In 1921, The Auk published an unresolved mystery submitted by Joseph Grinnell, founding director of the Museum of Vertebrate Zoology at the University of California, Berkeley. He had collected two Oak Titmice (Baeolophus inornatus) whose breast feathers appeared to be yellow; the feathers were covered in microscopic particles. He invited readers to further investigate the nature of these particles. Nearly a century later, we have determined that Grinnell's mysterious grains are willow (Salix) pollen, a diagnosis he rejected because the size of the particles had been mismeasured, and because he lacked a plausible explanation for how the birds would become coated in pollen. We investigated this case using Grinnell's own specimens, field notes, and correspondence, a testament to Grinnell's dedication to scientific rigor through carefully documented and curated natural history collections.
Joseph Grinnell, the great zoologist and ecologist, published an unresolved mystery in The Auk in 1921. In February 1920 his “son Willard, undertook to exercise the shotgun” and collected, from a stand of flowering willows (Salix), two Oak Titmice (Baeolophus inornatus) with striking yellow breasts (Grinnell 1921). Grinnell consulted prominent botanists and mycologists about the nature of the microscopic yellow grains stuck to the birds' otherwise gray breast and vent feathers. They rejected the hypothesis of willow pollen; it is generally 20–25 μm long, and they measured these grains as 6 μm long. Willow pollen morphology is otherwise consistent with Grinnell's description of the grains, but he concluded that they were perhaps from a profusely sporulating slime mold (Myxomycota) growing within the pair's roosting cavity. Grinnell finished his account by inviting the reader to continue investigation of the nature of the grains on these birds: “They, and their loads of spores, constitute Nos. 40,391 and 40,392 in the bird collection of the Museum of Vertebrate Zoology” (MVZ, University of California, Berkeley). Grinnell was the first director of the MVZ.
Ninety-seven years after their collection, we were kindly provided breast feather samples from nos. 40,391 and 40,392 by Carla Cicero of the MVZ. Three observers using two microscopes with calibrated eyepiece reticules measured the yellowish grains, still stuck to the feathers. The resulting measurements all fall in the range of 20–26 μm, consistent with willow pollen. Examination of the morphology of the grains by scanning electron microscope (Figure 1) confirms that Grinnell's titmice were yellowed by adhering willow pollen. Spores of myxomycetes, by comparison, are generally 5–15 μm in length (Tesmer and Schnittler 2007) and morphologically quite distinct.
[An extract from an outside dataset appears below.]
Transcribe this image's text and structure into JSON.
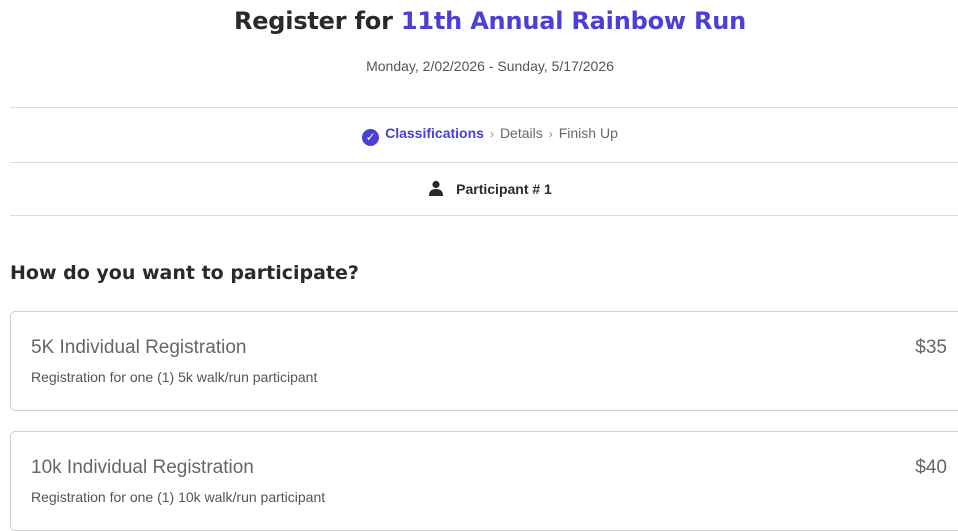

Unpublished correspondence from 1927 (provided by MVZ archivist Christina Fidler) between Grinnell and mycologist Lee Bonar (UC Berkeley Department of Botany) demonstrates that Bonar reached the same conclusion. Grinnell remained skeptical, responding that “I cannot see how such a lot of pollen could have been acquired by the feathers of the extreme exterior lower surface, especially the anal tuft. For this reason, when it was suggested, I felt that the conditions were met by a material into which the bird might wallow, as when going to roost…in…a cavity of a tree trunk.”
Given the rarity of willow-pollen-covered bird undersides, how Grinnell's two birds achieved their adventitious coloration can still only be guessed at. Oak Titmice will use cavities in willows (Cicero 2000); these two could have used one cluttered with blown pollen or fallen catkins. An atypically early nest could have been lined with willow blossoms (locally abundant in February), rather than the more common oak blossoms (Cicero 2000), which are available starting in March (Fairley and Batchelder 1986). Bird nest collections, such as that started by Grinnell at the MVZ, tell us that both these scenarios would be possible but sufficiently unusual to explain why no other yellow-bellied Oak Titmouse has been reported.
Grinnell's dedication to carefully documented and curated natural history collections (including, in this case, birds, adherent pollen, nests, field notes, and relevant correspondence) allows the resolution of his mystery almost a century later. Nos. 40,391 and 40,392, and their loads of willow pollen, remain for further examination in the bird collection of the MVZ (Figure 2).
We thank the staff of the Museum of Vertebrate Zoology for material, aid, and advice, the Hotchkiss Lab at the University of Wisconsin–Madison for palynological input, and S. Swanson and the Newcomb Imaging Center for help with electron microscopy.